A Melbourne man who allegedly filmed himself taunting a dying police officer after a horror smash on the Eastern Freeway has a “flagrant disregard” for court orders and could go on the run, police officers opposing his bail application say.
After close to three weeks in custody, Richard Pusey, 41, on Monday launched a temporary bid for freedom as his case wends its way through the Victorian justice system, which has ground to a halt due to the coronavirus pandemic.
But police have opposed the application, telling the Melbourne Magistrates’ Court that if Mr Pusey was released on bail, it could lead to “serious injury or death”.
“Police believe that if the accused were released on bail, he would continue his reckless driving behaviour,” Detective Senior Constable Aaron Price told the court.
Detective Price told the court Mr Pusey fixates on people and that if he received bail, police feared he would interfere with witnesses.
“The accused appears to take a disturbing pleasure causing other people fear or discomfort,” he said.
“He would be very driven to harass and intimidate witnesses to get them to either not give evidence or alter their evidence.”
The court also heard that police feared Mr Pusey – who had “substantial” financial resources – could flee Victoria.
“He’s under pressure as he never has been before. This matter has a huge public profile,” Detective Price said.

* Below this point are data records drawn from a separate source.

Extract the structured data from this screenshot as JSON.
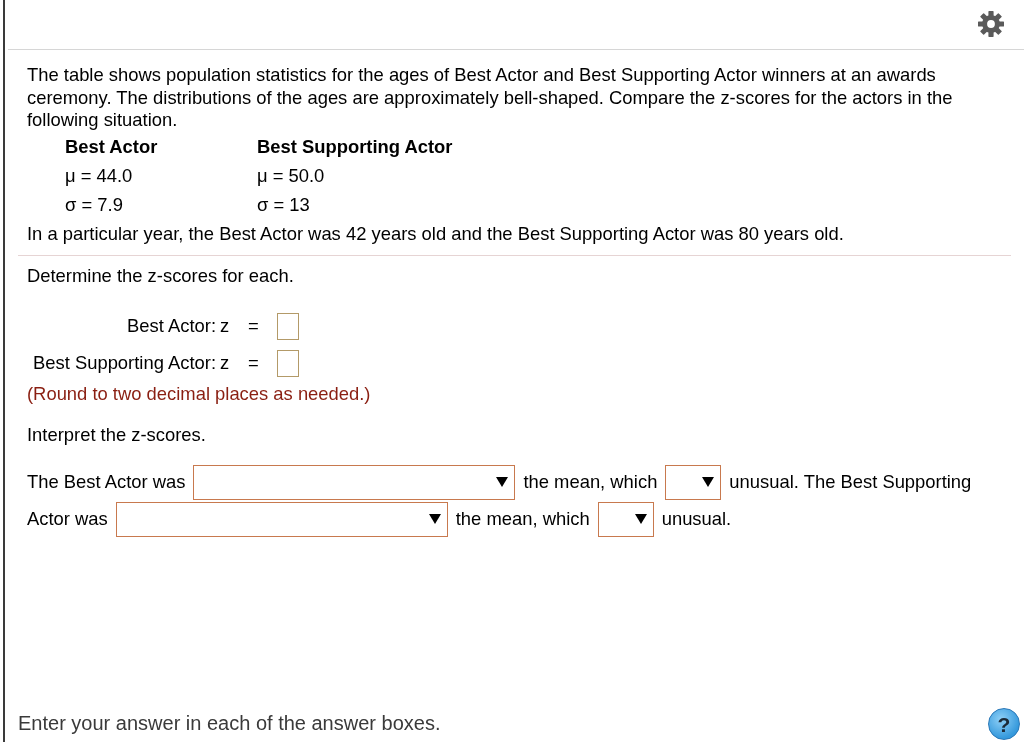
{
  "question": {
    "intro": "The table shows population statistics for the ages of Best Actor and Best Supporting Actor winners at an awards ceremony. The distributions of the ages are approximately bell-shaped. Compare the z-scores for the actors in the following situation.",
    "table": {
      "columns": [
        "Best Actor",
        "Best Supporting Actor"
      ],
      "rows": [
        [
          "μ = 44.0",
          "μ = 50.0"
        ],
        [
          "σ = 7.9",
          "σ = 13"
        ]
      ]
    },
    "situation": "In a particular year, the Best Actor was 42 years old and the Best Supporting Actor was 80 years old."
  },
  "part_1": {
    "prompt": "Determine the z-scores for each.",
    "answers": [
      {
        "label": "Best Actor:",
        "variable": "z",
        "sign": "="
      },
      {
        "label": "Best Supporting Actor:",
        "variable": "z",
        "sign": "="
      }
    ],
    "note": "(Round to two decimal places as needed.)"
  },
  "part_2": {
    "prompt": "Interpret the z-scores.",
    "lines": [
      {
        "lead": "The Best Actor was",
        "middle": "the mean, which",
        "tail": "unusual. The Best Supporting"
      },
      {
        "lead": "Actor was",
        "middle": "the mean, which",
        "tail": "unusual."
      }
    ]
  },
  "footer": {
    "instruction": "Enter your answer in each of the answer boxes.",
    "help_button": "?"
  }
}
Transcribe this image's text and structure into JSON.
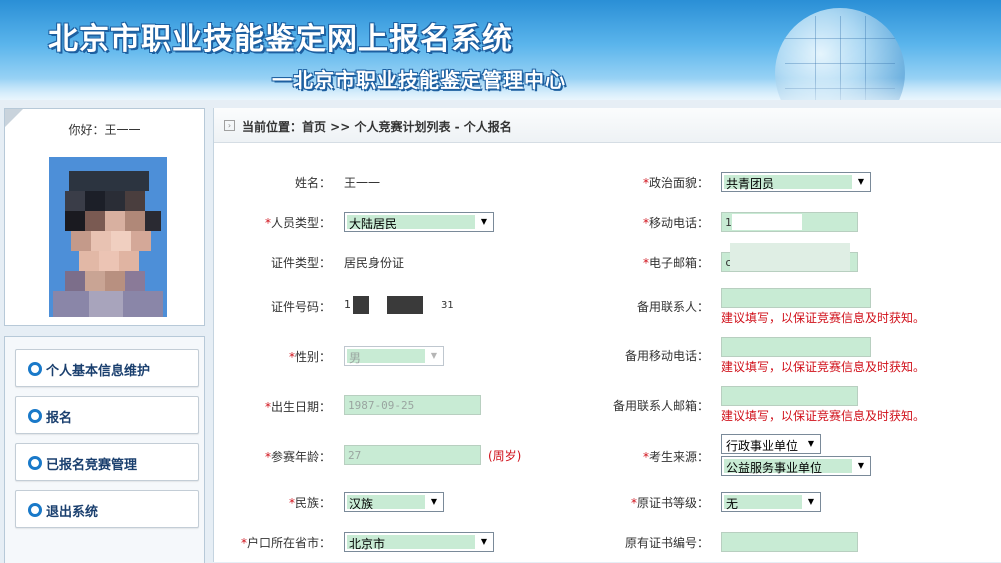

“If he faces a custodial term, he’s got a significant amount of resources to flee the jurisdiction and not being held to account for what he’s done.
Court told accused filmed dying officer for three minutes
Mr Pusey was pulled over by four Victoria Police officers on April 22 for allegedly driving at 149 kilometres per hour on the Eastern Freeway.
Police alleged he tested positive to using ecstasy and cannabis.
A short time later, a refrigerated truck, allegedly driven by Mohinder Singh, veered into the four police officers, fatally injuring them.
Leading Senior Constable Lynette Taylor, Constable Glen Humphris, Senior Constable Kevin King and Constable Josh Prestney were killed in the crash.
Police alleged that instead of rendering assistance, Mr Pusey pulled out his phone and approached Leading Senior Constable Taylor as she was pinned to the truck.
For more than three minutes, Mr Pusey filmed the dying police officer, who groaned, zooming in as he made “derogatory” remarks.
“There you go, amazing, absolutely amazing. All I wanted to do was go home and have some sushi and now you f—ed my f—ing car,” Mr Pusey is alleged to have said.
“The content of these videos can only be described as abhorrent,” Detective Senior Price said.
“He demonstrates the foresight to go to his vehicle. He removes two mobile phones … he then commences filming and narrates it in a calm, derogatory manner.
Accused could have comforted dying officer
The court heard that in the moments after the crash, the truck driver, Mr Singh, was seen walking up and down in the emergency lane, wailing.
Mr Pusey’s defence barrister, Vincent Peters, questioned what the accused man could have reasonably done immediately after the incident.
“There were medical people there. What obligation could there have been on Mr Pusey to render assistance?” Mr Peters asked.
“It’s rendered on him by law,” Detective Senior Constable Price said.
“He could comfort someone who was dying.”
Mr Peters said the charge was that his client failed to render assistance.
“And I’m asking, what should he have done? What could he have done in those circumstances?” Mr Peters said.
Detective Senior Constable Price said Mr Pusey could have performed CPR on one of the dying officers.
“You have to be trained in CPR don’t you?” Mr Peters said.
Mr Pusey will return to court on May 14 to hear the court’s decision on his bail application.